▶ [Your instructions]: The entries are to be repeated in full, without any change.

Records contained in a dataset

━━━━━━━━━━

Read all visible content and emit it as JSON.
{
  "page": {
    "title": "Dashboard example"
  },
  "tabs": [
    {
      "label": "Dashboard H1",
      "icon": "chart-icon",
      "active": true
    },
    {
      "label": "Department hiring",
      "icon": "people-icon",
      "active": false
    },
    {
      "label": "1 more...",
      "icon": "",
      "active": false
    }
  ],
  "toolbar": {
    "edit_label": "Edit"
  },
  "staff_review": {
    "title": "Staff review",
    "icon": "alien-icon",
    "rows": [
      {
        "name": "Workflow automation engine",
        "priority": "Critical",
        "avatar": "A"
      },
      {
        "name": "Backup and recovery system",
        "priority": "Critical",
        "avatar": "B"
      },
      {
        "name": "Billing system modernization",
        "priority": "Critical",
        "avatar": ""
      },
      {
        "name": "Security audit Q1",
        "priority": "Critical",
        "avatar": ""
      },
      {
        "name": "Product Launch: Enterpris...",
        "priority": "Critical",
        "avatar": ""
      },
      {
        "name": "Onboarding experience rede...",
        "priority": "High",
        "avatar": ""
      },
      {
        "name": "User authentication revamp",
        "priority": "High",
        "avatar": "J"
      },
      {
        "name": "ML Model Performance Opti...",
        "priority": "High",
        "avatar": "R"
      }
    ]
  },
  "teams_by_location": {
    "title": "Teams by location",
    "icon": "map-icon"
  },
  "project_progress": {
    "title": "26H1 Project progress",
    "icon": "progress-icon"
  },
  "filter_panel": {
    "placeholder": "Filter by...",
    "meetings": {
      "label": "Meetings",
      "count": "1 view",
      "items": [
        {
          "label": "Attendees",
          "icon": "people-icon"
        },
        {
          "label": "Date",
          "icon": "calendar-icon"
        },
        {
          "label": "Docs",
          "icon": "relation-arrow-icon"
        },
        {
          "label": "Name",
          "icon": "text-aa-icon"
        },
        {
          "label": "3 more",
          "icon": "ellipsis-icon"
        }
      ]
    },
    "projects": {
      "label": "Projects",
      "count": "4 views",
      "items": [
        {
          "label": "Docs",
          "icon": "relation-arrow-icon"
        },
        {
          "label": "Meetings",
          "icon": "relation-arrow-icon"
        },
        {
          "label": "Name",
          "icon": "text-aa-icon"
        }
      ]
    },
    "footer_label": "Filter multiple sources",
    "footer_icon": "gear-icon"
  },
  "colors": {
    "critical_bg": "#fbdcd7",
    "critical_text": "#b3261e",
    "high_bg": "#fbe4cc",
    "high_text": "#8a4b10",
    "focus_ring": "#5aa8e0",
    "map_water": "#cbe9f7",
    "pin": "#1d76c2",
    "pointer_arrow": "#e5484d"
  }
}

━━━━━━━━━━

▶ [Problem solution]:
Read all visible content and emit it as JSON.
{
  "page": {
    "title": "Dashboard example"
  },
  "tabs": [
    {
      "label": "Dashboard H1",
      "icon": "chart-icon",
      "active": true
    },
    {
      "label": "Department hiring",
      "icon": "people-icon",
      "active": false
    },
    {
      "label": "1 more...",
      "icon": "",
      "active": false
    }
  ],
  "toolbar": {
    "edit_label": "Edit"
  },
  "staff_review": {
    "title": "Staff review",
    "icon": "alien-icon",
    "rows": [
      {
        "name": "Workflow automation engine",
        "priority": "Critical",
        "avatar": "A"
      },
      {
        "name": "Backup and recovery system",
        "priority": "Critical",
        "avatar": "B"
      },
      {
        "name": "Billing system modernization",
        "priority": "Critical",
        "avatar": ""
      },
      {
        "name": "Security audit Q1",
        "priority": "Critical",
        "avatar": ""
      },
      {
        "name": "Product Launch: Enterpris...",
        "priority": "Critical",
        "avatar": ""
      },
      {
        "name": "Onboarding experience rede...",
        "priority": "High",
        "avatar": ""
      },
      {
        "name": "User authentication revamp",
        "priority": "High",
        "avatar": "J"
      },
      {
        "name": "ML Model Performance Opti...",
        "priority": "High",
        "avatar": "R"
      }
    ]
  },
  "teams_by_location": {
    "title": "Teams by location",
    "icon": "map-icon"
  },
  "project_progress": {
    "title": "26H1 Project progress",
    "icon": "progress-icon"
  },
  "filter_panel": {
    "placeholder": "Filter by...",
    "meetings": {
      "label": "Meetings",
      "count": "1 view",
      "items": [
        {
          "label": "Attendees",
          "icon": "people-icon"
        },
        {
          "label": "Date",
          "icon": "calendar-icon"
        },
        {
          "label": "Docs",
          "icon": "relation-arrow-icon"
        },
        {
          "label": "Name",
          "icon": "text-aa-icon"
        },
        {
          "label": "3 more",
          "icon": "ellipsis-icon"
        }
      ]
    },
    "projects": {
      "label": "Projects",
      "count": "4 views",
      "items": [
        {
          "label": "Docs",
          "icon": "relation-arrow-icon"
        },
        {
          "label": "Meetings",
          "icon": "relation-arrow-icon"
        },
        {
          "label": "Name",
          "icon": "text-aa-icon"
        }
      ]
    },
    "footer_label": "Filter multiple sources",
    "footer_icon": "gear-icon"
  },
  "colors": {
    "critical_bg": "#fbdcd7",
    "critical_text": "#b3261e",
    "high_bg": "#fbe4cc",
    "high_text": "#8a4b10",
    "focus_ring": "#5aa8e0",
    "map_water": "#cbe9f7",
    "pin": "#1d76c2",
    "pointer_arrow": "#e5484d"
  }
}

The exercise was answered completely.